WHAT IS EXPECTED: Using the entries that follow, please report how many lines contain the word "TheSleepyBear", with no other words.

MATERIAL FOR THIS EXERCISE:
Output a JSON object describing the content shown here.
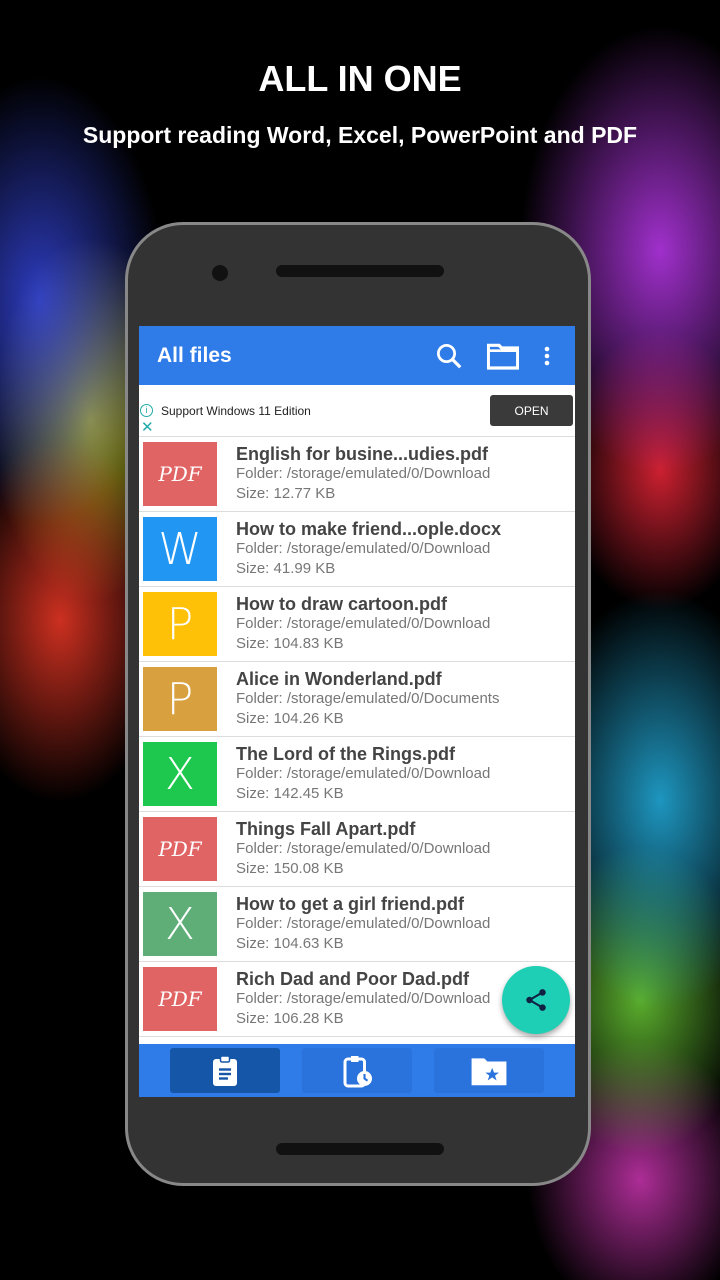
{
  "promo": {
    "title": "ALL IN ONE",
    "subtitle": "Support reading Word, Excel, PowerPoint and PDF"
  },
  "appbar": {
    "title": "All files",
    "icons": [
      "search-icon",
      "folder-icon",
      "more-vert-icon"
    ]
  },
  "ad": {
    "text": "Support Windows 11 Edition",
    "button": "OPEN",
    "info": "i",
    "close": "✕"
  },
  "files": [
    {
      "icon_text": "PDF",
      "color": "#e06464",
      "name": "English for busine...udies.pdf",
      "folder": "Folder: /storage/emulated/0/Download",
      "size": "Size: 12.77 KB"
    },
    {
      "icon_text": "W",
      "color": "#2196f3",
      "name": "How to make friend...ople.docx",
      "folder": "Folder: /storage/emulated/0/Download",
      "size": "Size: 41.99 KB"
    },
    {
      "icon_text": "P",
      "color": "#ffc107",
      "name": "How to draw cartoon.pdf",
      "folder": "Folder: /storage/emulated/0/Download",
      "size": "Size: 104.83 KB"
    },
    {
      "icon_text": "P",
      "color": "#d9a040",
      "name": "Alice in Wonderland.pdf",
      "folder": "Folder: /storage/emulated/0/Documents",
      "size": "Size: 104.26 KB"
    },
    {
      "icon_text": "X",
      "color": "#1ec84e",
      "name": "The Lord of the Rings.pdf",
      "folder": "Folder: /storage/emulated/0/Download",
      "size": "Size: 142.45 KB"
    },
    {
      "icon_text": "PDF",
      "color": "#e06464",
      "name": "Things Fall Apart.pdf",
      "folder": "Folder: /storage/emulated/0/Download",
      "size": "Size: 150.08 KB"
    },
    {
      "icon_text": "X",
      "color": "#5fae78",
      "name": "How to get a girl friend.pdf",
      "folder": "Folder: /storage/emulated/0/Download",
      "size": "Size: 104.63 KB"
    },
    {
      "icon_text": "PDF",
      "color": "#e06464",
      "name": "Rich Dad and Poor Dad.pdf",
      "folder": "Folder: /storage/emulated/0/Download",
      "size": "Size: 106.28 KB"
    }
  ],
  "nav": {
    "tabs": [
      "all-files",
      "recent",
      "favorites"
    ],
    "active": 0
  },
  "colors": {
    "primary": "#2f7be8",
    "fab": "#1ecfb5"
  }
}
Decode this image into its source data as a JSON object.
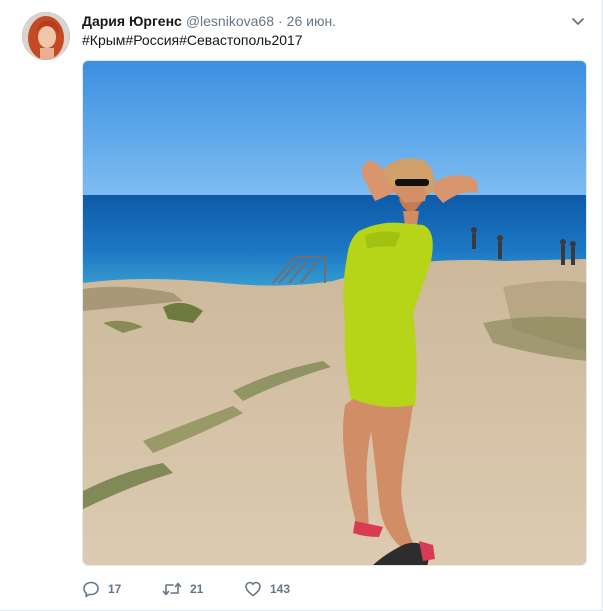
{
  "tweet": {
    "author": {
      "name": "Дария Юргенс",
      "handle": "@lesnikova68"
    },
    "separator": "·",
    "timestamp": "26 июн.",
    "hashtags": [
      "#Крым",
      "#Россия",
      "#Севастополь2017"
    ],
    "media": {
      "icon": "photo"
    },
    "actions": {
      "reply": {
        "icon": "reply-icon",
        "count": "17"
      },
      "retweet": {
        "icon": "retweet-icon",
        "count": "21"
      },
      "like": {
        "icon": "heart-icon",
        "count": "143"
      }
    },
    "colors": {
      "text": "#14171a",
      "secondary": "#657786",
      "border": "#e1e8ed"
    }
  }
}
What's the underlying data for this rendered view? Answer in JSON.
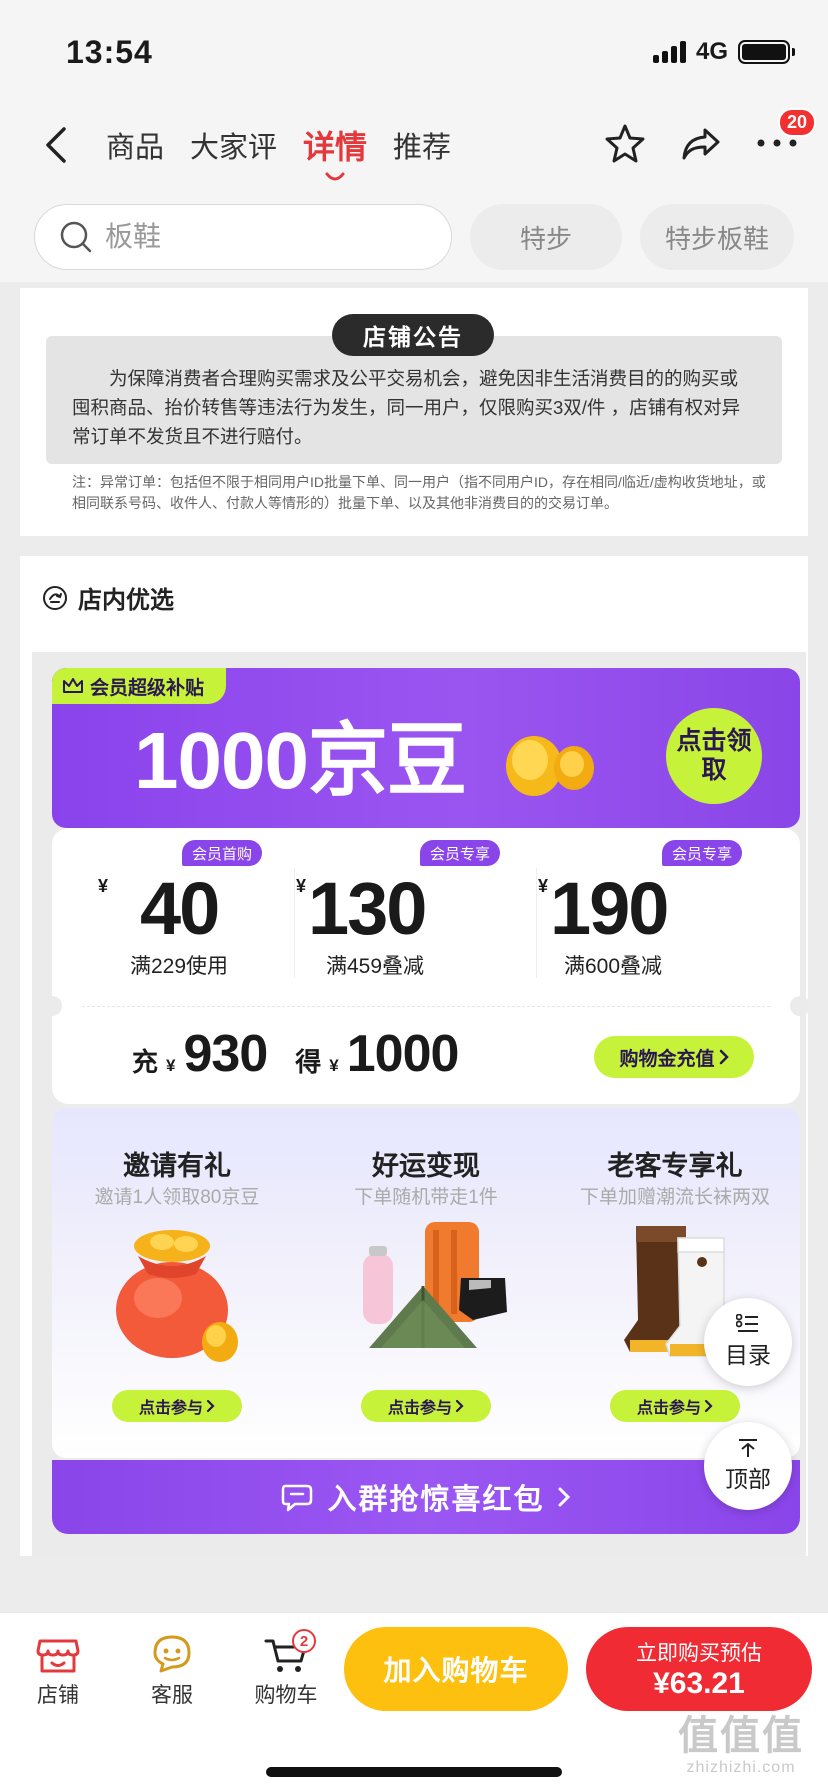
{
  "status": {
    "time": "13:54",
    "network": "4G"
  },
  "nav": {
    "tabs": [
      {
        "label": "商品"
      },
      {
        "label": "大家评"
      },
      {
        "label": "详情"
      },
      {
        "label": "推荐"
      }
    ],
    "more_badge": "20"
  },
  "search": {
    "placeholder": "板鞋",
    "chips": [
      {
        "label": "特步"
      },
      {
        "label": "特步板鞋"
      }
    ]
  },
  "announcement": {
    "title": "店铺公告",
    "body": "为保障消费者合理购买需求及公平交易机会，避免因非生活消费目的的购买或囤积商品、抬价转售等违法行为发生，同一用户，仅限购买3双/件 ，店铺有权对异常订单不发货且不进行赔付。",
    "note": "注：异常订单：包括但不限于相同用户ID批量下单、同一用户（指不同用户ID，存在相同/临近/虚构收货地址，或相同联系号码、收件人、付款人等情形的）批量下单、以及其他非消费目的的交易订单。"
  },
  "store_picks": {
    "title": "店内优选",
    "banner": {
      "tag": "会员超级补贴",
      "amount": "1000京豆",
      "claim_label": "点击领取"
    },
    "coupons": [
      {
        "tag": "会员首购",
        "currency": "¥",
        "value": "40",
        "condition": "满229使用"
      },
      {
        "tag": "会员专享",
        "currency": "¥",
        "value": "130",
        "condition": "满459叠减"
      },
      {
        "tag": "会员专享",
        "currency": "¥",
        "value": "190",
        "condition": "满600叠减"
      }
    ],
    "recharge": {
      "pay_word": "充",
      "pay_currency": "¥",
      "pay_amount": "930",
      "get_word": "得",
      "get_currency": "¥",
      "get_amount": "1000",
      "button_label": "购物金充值"
    },
    "activities": [
      {
        "title": "邀请有礼",
        "subtitle": "邀请1人领取80京豆",
        "button": "点击参与"
      },
      {
        "title": "好运变现",
        "subtitle": "下单随机带走1件",
        "button": "点击参与"
      },
      {
        "title": "老客专享礼",
        "subtitle": "下单加赠潮流长袜两双",
        "button": "点击参与"
      }
    ],
    "group_banner": "入群抢惊喜红包"
  },
  "floating": {
    "catalog": "目录",
    "top": "顶部"
  },
  "bottom_bar": {
    "store": "店铺",
    "service": "客服",
    "cart": "购物车",
    "cart_count": "2",
    "add_to_cart": "加入购物车",
    "buy_label": "立即购买预估",
    "buy_price": "¥63.21"
  },
  "watermark": {
    "main": "值值值",
    "sub": "zhizhizhi.com"
  },
  "colors": {
    "accent_red": "#e4393c",
    "purple": "#8a45ea",
    "lime": "#c7f23a",
    "yellow": "#fdc00f"
  }
}
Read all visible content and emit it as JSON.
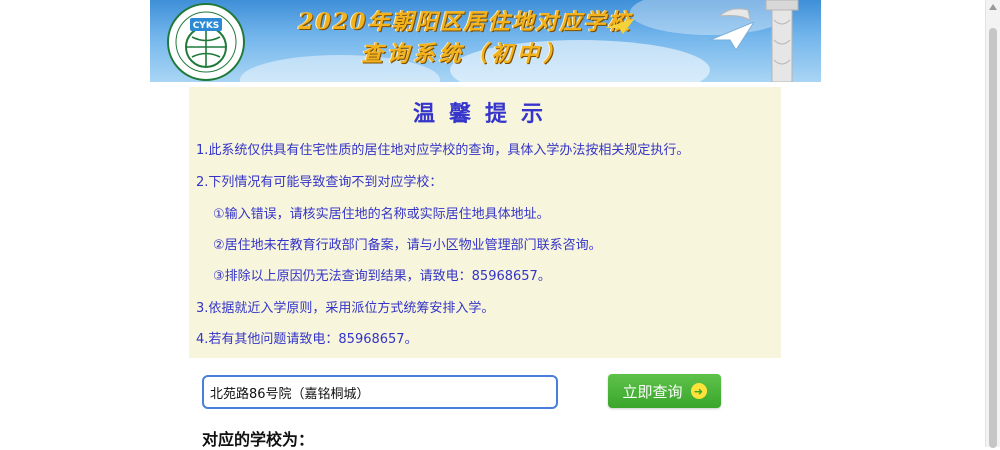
{
  "banner": {
    "logo_text": "CYKS",
    "title": "2020年朝阳区居住地对应学校",
    "subtitle": "查询系统（初中）"
  },
  "notice": {
    "title": "温馨提示",
    "lines": [
      "1.此系统仅供具有住宅性质的居住地对应学校的查询，具体入学办法按相关规定执行。",
      "2.下列情况有可能导致查询不到对应学校：",
      "①输入错误，请核实居住地的名称或实际居住地具体地址。",
      "②居住地未在教育行政部门备案，请与小区物业管理部门联系咨询。",
      "③排除以上原因仍无法查询到结果，请致电：85968657。",
      "3.依据就近入学原则，采用派位方式统筹安排入学。",
      "4.若有其他问题请致电：85968657。"
    ]
  },
  "search": {
    "value": "北苑路86号院（嘉铭桐城）",
    "button_label": "立即查询",
    "button_icon": "arrow-right-circle-icon"
  },
  "result": {
    "label": "对应的学校为："
  },
  "colors": {
    "notice_bg": "#f7f5dc",
    "notice_text": "#3434c8",
    "button_green": "#3aa62b",
    "banner_title": "#f2b21e"
  }
}
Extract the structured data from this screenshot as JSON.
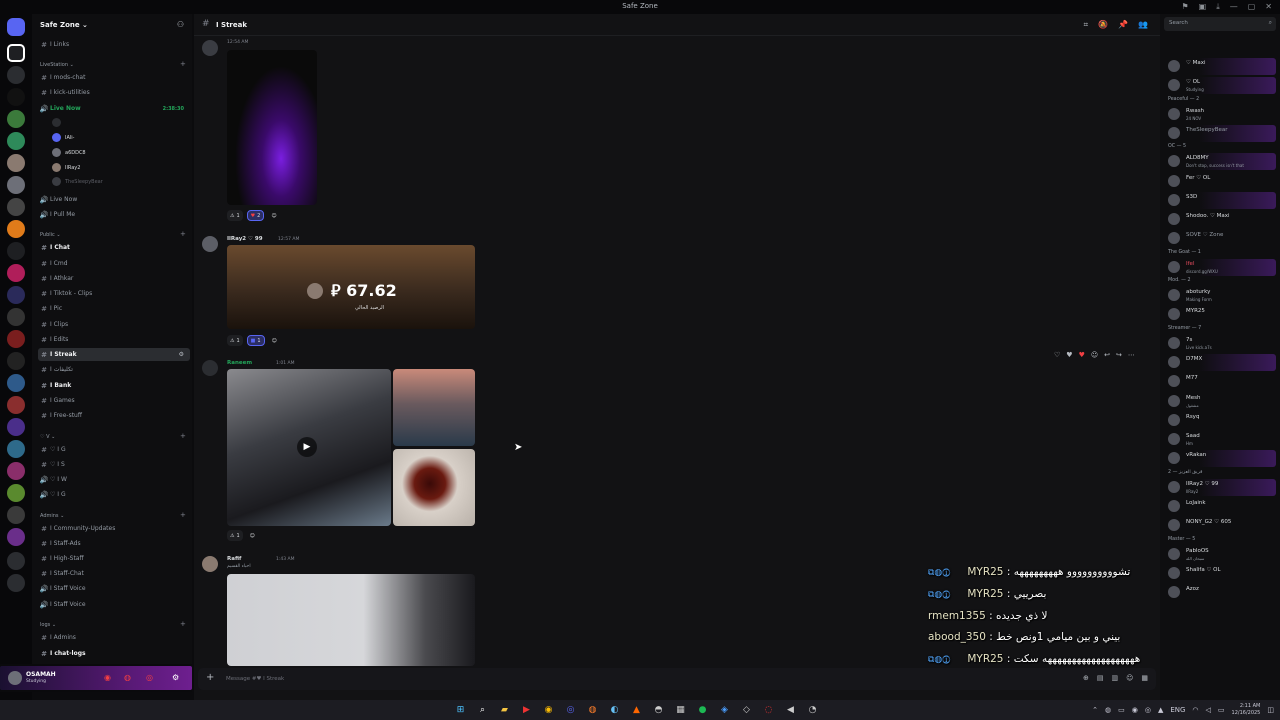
{
  "window": {
    "title": "Safe Zone"
  },
  "guild": {
    "name": "Safe Zone ⌄"
  },
  "sidebar": {
    "channels_top": [
      {
        "name": "I Links",
        "bold": false
      }
    ],
    "categories": [
      {
        "label": "LiveStation ⌄"
      },
      {
        "label": "Public ⌄"
      },
      {
        "label": "♡ V ⌄"
      },
      {
        "label": "Admins ⌄"
      },
      {
        "label": "logs ⌄"
      }
    ],
    "livestation": [
      {
        "name": "I mods-chat",
        "icon": "#"
      },
      {
        "name": "I kick-utilities",
        "icon": "#"
      },
      {
        "name": "Live Now",
        "icon": "●",
        "time": "2:38:30"
      }
    ],
    "voice_users": [
      {
        "name": ""
      },
      {
        "name": "IAli-"
      },
      {
        "name": "a6DDC8"
      },
      {
        "name": "IlRay2"
      },
      {
        "name": "TheSleepyBear"
      }
    ],
    "livestation_after": [
      {
        "name": "Live Now",
        "icon": "●"
      },
      {
        "name": "I Pull Me",
        "icon": "●"
      }
    ],
    "public": [
      {
        "name": "I Chat",
        "bold": true
      },
      {
        "name": "I Cmd",
        "bold": false
      },
      {
        "name": "I Athkar",
        "bold": false
      },
      {
        "name": "I Tiktok - Clips",
        "bold": false
      },
      {
        "name": "I Pic",
        "bold": false
      },
      {
        "name": "I Clips",
        "bold": false
      },
      {
        "name": "I Edits",
        "bold": false
      },
      {
        "name": "I Streak",
        "bold": true,
        "selected": true
      },
      {
        "name": "I تكليفات",
        "bold": false
      },
      {
        "name": "I Bank",
        "bold": true
      },
      {
        "name": "I Games",
        "bold": false
      },
      {
        "name": "I Free-stuff",
        "bold": false
      }
    ],
    "v": [
      {
        "name": "♡ I G"
      },
      {
        "name": "♡ I S"
      },
      {
        "name": "♡ I W"
      },
      {
        "name": "♡ I G"
      }
    ],
    "admins": [
      {
        "name": "I Community-Updates"
      },
      {
        "name": "I Staff-Ads"
      },
      {
        "name": "I High-Staff"
      },
      {
        "name": "I Staff-Chat"
      },
      {
        "name": "I Staff Voice"
      },
      {
        "name": "I Staff Voice"
      }
    ],
    "logs": [
      {
        "name": "I Admins",
        "bold": false
      },
      {
        "name": "I chat-logs",
        "bold": true
      }
    ]
  },
  "user": {
    "name": "OSAMAH",
    "status": "Studying"
  },
  "channel": {
    "hash": "#",
    "title": "I Streak"
  },
  "messages": [
    {
      "author": "",
      "time": "12:54 AM",
      "reactions": [
        {
          "emoji": "⚠",
          "count": "1"
        },
        {
          "emoji": "♥",
          "count": "2",
          "me": true
        }
      ]
    },
    {
      "author": "IlRay2 ♡ 99",
      "time": "12:57 AM",
      "image_text": "67.62",
      "image_sub": "الرصيد الحالي",
      "currency": "⃁",
      "reactions": [
        {
          "emoji": "⚠",
          "count": "1"
        },
        {
          "emoji": "■",
          "count": "1",
          "me": true
        }
      ]
    },
    {
      "author": "Raneem",
      "time": "1:01 AM",
      "reactions": [
        {
          "emoji": "⚠",
          "count": "1"
        }
      ]
    },
    {
      "author": "Rafif",
      "time": "1:43 AM",
      "reply": "احباء القسيم"
    }
  ],
  "composer": {
    "placeholder": "Message #♥ I Streak"
  },
  "overlay": [
    {
      "user": "MYR25",
      "text": "تشوووووووووو هههههههههه"
    },
    {
      "user": "MYR25",
      "text": "بصرييي"
    },
    {
      "user": "rmem1355",
      "text": "لا ذي جديده"
    },
    {
      "user": "abood_350",
      "text": "بيني و بين ميامي 1ونص خط"
    },
    {
      "user": "MYR25",
      "text": "هههههههههههههههههههه سكت"
    }
  ],
  "members": {
    "search_placeholder": "Search",
    "groups": [
      {
        "label": "Peaceful — 2"
      },
      {
        "label": "OC — 5"
      },
      {
        "label": "The Goat — 1"
      },
      {
        "label": "Mod. — 2"
      },
      {
        "label": "Streamer — 7"
      },
      {
        "label": "فريق العزيز — 2"
      },
      {
        "label": "Master — 5"
      }
    ],
    "list": [
      {
        "name": "♡ Maxi",
        "status": "",
        "color": "#dbdee1",
        "hl": true
      },
      {
        "name": "♡ OL",
        "status": "Studying",
        "color": "#dbdee1",
        "hl": true
      },
      {
        "name": "Rwash",
        "status": "24 NOV",
        "color": "#dbdee1",
        "hl": false
      },
      {
        "name": "TheSleepyBear",
        "status": "",
        "color": "#949ba4",
        "hl": true
      },
      {
        "name": "ALD8MY",
        "status": "Don't stop, success isn't that",
        "color": "#dbdee1",
        "hl": true
      },
      {
        "name": "Fer ♡ OL",
        "status": "",
        "color": "#dbdee1",
        "hl": false
      },
      {
        "name": "S3D",
        "status": "",
        "color": "#dbdee1",
        "hl": true
      },
      {
        "name": "Shodoo. ♡ Maxi",
        "status": "",
        "color": "#dbdee1",
        "hl": false
      },
      {
        "name": "SOVE ♡ Zone",
        "status": "",
        "color": "#949ba4",
        "hl": false
      },
      {
        "name": "Ifel",
        "status": "discord.gg/WXU",
        "color": "#e74c5e",
        "hl": true
      },
      {
        "name": "aboturky",
        "status": "Making Form",
        "color": "#dbdee1",
        "hl": false
      },
      {
        "name": "MYR25",
        "status": "",
        "color": "#dbdee1",
        "hl": false
      },
      {
        "name": "7s",
        "status": "Live kick.a7s",
        "color": "#dbdee1",
        "hl": false
      },
      {
        "name": "D7MX",
        "status": "",
        "color": "#dbdee1",
        "hl": true
      },
      {
        "name": "M77",
        "status": "",
        "color": "#dbdee1",
        "hl": false
      },
      {
        "name": "Mesh",
        "status": "مشغول",
        "color": "#dbdee1",
        "hl": false
      },
      {
        "name": "Rsyq",
        "status": "",
        "color": "#dbdee1",
        "hl": false
      },
      {
        "name": "Saad",
        "status": "Hm",
        "color": "#dbdee1",
        "hl": false
      },
      {
        "name": "vRakan",
        "status": "",
        "color": "#dbdee1",
        "hl": true
      },
      {
        "name": "IlRay2 ♡ 99",
        "status": "IlRay2",
        "color": "#dbdee1",
        "hl": true
      },
      {
        "name": "LoJaink",
        "status": "",
        "color": "#dbdee1",
        "hl": false
      },
      {
        "name": "NONY_G2 ♡ 605",
        "status": "",
        "color": "#dbdee1",
        "hl": false
      },
      {
        "name": "PabloOS",
        "status": "سبحان الله",
        "color": "#dbdee1",
        "hl": false
      },
      {
        "name": "Shalifa ♡ OL",
        "status": "",
        "color": "#dbdee1",
        "hl": false
      },
      {
        "name": "Azoz",
        "status": "",
        "color": "#dbdee1",
        "hl": false
      }
    ]
  },
  "taskbar": {
    "lang": "ENG",
    "time": "2:11 AM",
    "date": "12/16/2025"
  },
  "colors": {
    "accent": "#5865f2",
    "live": "#23a55a",
    "danger": "#f23f43",
    "purple": "#6e1f8f"
  }
}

PROBLEM SOLUTION: 2